Entries from a dataset of interfaces
○ ○ ○ ○
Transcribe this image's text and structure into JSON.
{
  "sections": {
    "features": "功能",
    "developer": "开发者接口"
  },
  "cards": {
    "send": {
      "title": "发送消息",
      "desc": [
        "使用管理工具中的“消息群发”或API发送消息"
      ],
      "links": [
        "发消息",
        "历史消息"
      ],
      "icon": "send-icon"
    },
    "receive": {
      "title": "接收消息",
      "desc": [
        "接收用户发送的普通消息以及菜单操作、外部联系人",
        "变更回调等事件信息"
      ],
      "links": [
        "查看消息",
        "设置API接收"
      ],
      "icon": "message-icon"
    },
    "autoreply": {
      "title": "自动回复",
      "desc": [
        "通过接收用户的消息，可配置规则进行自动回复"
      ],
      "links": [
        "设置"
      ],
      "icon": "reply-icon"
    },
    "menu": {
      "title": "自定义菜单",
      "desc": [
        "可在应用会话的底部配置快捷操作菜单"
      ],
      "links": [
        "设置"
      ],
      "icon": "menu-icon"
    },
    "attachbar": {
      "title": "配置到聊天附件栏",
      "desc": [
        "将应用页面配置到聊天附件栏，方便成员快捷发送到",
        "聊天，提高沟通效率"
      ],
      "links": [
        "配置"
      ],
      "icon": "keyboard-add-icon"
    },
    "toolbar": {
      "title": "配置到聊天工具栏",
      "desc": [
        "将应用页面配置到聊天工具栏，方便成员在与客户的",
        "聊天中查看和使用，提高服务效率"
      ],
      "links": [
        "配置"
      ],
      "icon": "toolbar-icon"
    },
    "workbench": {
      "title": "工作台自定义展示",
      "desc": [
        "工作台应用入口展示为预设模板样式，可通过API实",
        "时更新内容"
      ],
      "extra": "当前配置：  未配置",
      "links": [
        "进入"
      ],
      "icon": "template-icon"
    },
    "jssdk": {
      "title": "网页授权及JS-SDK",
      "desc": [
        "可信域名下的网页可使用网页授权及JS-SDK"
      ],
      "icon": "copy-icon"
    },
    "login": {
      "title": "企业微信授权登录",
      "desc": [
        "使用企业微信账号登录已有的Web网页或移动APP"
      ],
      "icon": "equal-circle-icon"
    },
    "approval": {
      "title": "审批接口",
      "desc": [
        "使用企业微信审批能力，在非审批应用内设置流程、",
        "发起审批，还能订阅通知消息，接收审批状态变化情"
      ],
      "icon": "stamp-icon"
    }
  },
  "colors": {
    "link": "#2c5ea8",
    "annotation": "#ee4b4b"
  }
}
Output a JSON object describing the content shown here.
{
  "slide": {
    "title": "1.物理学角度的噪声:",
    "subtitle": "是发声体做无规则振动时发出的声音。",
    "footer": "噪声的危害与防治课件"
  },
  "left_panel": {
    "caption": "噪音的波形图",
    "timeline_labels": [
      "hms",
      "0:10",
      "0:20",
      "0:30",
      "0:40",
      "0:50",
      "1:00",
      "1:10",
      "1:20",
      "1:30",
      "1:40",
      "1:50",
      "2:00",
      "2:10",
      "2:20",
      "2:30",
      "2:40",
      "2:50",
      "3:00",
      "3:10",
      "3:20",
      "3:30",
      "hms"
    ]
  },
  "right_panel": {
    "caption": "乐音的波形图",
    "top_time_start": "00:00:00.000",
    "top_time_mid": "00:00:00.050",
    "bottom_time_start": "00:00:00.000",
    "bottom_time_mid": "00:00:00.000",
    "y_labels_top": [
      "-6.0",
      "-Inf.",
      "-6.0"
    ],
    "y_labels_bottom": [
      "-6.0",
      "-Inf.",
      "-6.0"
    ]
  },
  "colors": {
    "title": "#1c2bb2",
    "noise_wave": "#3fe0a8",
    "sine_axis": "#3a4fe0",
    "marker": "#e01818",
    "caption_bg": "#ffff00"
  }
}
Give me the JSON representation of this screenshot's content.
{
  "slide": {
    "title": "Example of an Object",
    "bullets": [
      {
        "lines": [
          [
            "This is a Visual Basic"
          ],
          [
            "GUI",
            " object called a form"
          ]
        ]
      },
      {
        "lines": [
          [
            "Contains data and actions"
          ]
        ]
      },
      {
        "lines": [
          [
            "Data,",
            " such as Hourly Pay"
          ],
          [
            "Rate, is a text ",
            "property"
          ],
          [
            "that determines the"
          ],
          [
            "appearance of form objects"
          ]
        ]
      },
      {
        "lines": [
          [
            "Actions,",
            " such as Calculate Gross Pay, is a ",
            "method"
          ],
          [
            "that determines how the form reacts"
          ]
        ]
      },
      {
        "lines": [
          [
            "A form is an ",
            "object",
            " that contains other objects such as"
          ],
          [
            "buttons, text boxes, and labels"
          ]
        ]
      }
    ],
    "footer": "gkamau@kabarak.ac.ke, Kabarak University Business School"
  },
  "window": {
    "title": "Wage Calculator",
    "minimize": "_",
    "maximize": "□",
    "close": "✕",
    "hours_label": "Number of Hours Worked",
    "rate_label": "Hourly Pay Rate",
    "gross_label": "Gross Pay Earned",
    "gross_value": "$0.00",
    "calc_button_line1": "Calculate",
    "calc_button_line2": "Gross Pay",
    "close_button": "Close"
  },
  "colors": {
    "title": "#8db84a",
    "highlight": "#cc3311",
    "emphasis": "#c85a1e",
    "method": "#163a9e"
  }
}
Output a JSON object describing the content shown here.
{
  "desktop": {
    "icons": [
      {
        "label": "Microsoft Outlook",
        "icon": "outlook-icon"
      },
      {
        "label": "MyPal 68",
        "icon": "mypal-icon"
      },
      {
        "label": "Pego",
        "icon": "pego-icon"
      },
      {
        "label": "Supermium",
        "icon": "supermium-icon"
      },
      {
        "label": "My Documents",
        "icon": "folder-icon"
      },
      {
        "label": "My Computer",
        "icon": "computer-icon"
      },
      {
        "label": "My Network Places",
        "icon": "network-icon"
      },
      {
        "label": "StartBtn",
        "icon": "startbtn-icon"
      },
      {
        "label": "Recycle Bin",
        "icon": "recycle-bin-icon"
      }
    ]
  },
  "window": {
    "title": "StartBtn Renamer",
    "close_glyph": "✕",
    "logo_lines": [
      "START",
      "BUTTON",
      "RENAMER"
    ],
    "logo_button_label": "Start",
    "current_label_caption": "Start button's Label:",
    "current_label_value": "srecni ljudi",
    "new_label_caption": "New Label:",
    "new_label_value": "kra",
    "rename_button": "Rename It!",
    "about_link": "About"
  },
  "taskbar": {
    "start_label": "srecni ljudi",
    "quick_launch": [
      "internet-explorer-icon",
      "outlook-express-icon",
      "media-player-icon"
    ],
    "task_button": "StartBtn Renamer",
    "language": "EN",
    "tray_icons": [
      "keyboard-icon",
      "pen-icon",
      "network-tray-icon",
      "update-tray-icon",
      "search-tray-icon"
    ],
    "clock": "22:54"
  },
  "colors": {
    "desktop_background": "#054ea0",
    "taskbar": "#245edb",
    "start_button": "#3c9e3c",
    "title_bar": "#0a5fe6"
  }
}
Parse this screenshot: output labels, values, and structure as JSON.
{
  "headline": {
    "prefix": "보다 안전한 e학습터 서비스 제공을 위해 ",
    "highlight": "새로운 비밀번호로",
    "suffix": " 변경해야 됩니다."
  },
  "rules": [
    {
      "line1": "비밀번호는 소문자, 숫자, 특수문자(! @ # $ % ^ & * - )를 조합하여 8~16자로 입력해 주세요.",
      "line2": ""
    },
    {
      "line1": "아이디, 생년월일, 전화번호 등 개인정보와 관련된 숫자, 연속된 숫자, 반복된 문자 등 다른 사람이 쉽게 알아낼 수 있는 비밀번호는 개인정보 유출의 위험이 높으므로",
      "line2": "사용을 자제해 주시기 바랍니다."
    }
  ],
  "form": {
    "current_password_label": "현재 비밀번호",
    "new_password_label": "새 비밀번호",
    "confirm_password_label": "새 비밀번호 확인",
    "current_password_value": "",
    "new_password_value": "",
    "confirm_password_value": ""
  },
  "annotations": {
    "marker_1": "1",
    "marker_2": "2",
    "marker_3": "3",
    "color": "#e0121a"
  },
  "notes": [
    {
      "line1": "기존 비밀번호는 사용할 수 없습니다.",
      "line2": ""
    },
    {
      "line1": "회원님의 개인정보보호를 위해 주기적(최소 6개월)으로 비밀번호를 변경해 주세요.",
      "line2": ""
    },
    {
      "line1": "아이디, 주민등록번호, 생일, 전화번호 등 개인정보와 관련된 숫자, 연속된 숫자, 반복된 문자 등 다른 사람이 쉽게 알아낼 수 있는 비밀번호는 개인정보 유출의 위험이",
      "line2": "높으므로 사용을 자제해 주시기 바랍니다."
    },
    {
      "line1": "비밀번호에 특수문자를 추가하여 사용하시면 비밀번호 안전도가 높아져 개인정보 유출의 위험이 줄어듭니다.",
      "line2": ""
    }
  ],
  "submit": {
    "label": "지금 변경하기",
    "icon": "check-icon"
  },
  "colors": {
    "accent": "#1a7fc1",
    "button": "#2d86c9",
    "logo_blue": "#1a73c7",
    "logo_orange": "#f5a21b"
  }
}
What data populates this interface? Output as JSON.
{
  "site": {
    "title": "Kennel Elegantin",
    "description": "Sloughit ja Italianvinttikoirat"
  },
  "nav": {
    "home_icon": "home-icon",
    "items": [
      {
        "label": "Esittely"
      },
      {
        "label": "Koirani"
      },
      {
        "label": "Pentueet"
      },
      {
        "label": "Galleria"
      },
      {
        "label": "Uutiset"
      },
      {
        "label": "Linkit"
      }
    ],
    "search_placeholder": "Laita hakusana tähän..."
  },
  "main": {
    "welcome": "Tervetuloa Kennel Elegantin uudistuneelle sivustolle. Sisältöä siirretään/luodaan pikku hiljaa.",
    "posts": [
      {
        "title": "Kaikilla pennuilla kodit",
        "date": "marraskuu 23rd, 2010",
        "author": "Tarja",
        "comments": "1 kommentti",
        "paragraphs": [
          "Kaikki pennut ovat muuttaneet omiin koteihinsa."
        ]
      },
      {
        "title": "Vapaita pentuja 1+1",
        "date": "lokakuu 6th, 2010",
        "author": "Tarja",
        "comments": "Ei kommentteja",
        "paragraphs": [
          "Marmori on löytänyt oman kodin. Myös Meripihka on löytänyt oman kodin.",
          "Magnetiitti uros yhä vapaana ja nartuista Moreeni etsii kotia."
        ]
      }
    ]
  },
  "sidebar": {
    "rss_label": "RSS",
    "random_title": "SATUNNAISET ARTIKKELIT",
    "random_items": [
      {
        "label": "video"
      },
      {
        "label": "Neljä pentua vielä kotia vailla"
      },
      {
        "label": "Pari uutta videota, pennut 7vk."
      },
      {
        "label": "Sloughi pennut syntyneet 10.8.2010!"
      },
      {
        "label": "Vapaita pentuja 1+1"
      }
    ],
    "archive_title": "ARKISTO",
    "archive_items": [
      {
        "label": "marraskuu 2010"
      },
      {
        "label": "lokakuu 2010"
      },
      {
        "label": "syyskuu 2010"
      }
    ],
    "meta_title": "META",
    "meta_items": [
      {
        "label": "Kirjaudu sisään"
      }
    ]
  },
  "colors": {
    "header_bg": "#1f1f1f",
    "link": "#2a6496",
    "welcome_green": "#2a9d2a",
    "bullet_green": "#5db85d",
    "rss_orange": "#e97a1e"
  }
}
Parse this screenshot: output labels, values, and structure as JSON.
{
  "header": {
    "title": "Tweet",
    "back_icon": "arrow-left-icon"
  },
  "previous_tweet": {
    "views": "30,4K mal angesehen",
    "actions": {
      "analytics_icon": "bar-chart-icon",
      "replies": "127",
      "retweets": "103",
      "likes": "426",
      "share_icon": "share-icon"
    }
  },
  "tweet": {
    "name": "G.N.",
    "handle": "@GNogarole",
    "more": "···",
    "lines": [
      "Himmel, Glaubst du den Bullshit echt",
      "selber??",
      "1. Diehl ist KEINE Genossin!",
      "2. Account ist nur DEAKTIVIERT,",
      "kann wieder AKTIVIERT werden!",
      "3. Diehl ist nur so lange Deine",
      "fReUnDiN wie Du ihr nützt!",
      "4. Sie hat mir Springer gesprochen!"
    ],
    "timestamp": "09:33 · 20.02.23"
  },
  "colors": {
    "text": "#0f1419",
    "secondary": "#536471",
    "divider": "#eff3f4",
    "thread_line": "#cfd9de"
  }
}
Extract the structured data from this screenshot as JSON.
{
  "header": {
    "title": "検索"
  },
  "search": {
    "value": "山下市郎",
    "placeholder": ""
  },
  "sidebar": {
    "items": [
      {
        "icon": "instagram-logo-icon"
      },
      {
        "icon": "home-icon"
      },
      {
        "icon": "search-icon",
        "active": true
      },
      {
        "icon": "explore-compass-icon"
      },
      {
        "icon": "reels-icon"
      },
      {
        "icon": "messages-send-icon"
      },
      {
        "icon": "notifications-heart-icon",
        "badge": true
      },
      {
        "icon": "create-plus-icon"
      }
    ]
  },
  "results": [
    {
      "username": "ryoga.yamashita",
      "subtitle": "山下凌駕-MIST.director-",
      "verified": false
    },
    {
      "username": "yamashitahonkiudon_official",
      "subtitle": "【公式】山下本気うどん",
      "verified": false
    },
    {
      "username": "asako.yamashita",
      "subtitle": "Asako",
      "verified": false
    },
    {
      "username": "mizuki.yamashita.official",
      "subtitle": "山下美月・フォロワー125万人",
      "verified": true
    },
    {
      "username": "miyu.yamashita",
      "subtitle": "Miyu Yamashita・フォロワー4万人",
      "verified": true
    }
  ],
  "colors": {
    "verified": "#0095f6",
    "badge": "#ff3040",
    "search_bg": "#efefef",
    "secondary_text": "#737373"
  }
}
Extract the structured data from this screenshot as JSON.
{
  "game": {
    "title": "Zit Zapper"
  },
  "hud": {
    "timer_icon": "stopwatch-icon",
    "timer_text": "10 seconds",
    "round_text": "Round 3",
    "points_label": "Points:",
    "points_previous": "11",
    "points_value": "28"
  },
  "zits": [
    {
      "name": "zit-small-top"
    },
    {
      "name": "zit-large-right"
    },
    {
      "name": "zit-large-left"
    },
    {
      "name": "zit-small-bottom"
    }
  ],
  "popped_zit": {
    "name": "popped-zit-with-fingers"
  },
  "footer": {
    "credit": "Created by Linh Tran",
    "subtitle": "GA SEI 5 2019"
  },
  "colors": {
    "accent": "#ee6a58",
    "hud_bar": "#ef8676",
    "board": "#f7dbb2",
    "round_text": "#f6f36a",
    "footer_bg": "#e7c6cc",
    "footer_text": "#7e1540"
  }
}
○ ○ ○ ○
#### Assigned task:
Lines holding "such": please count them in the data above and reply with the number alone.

#### Exercise result:
3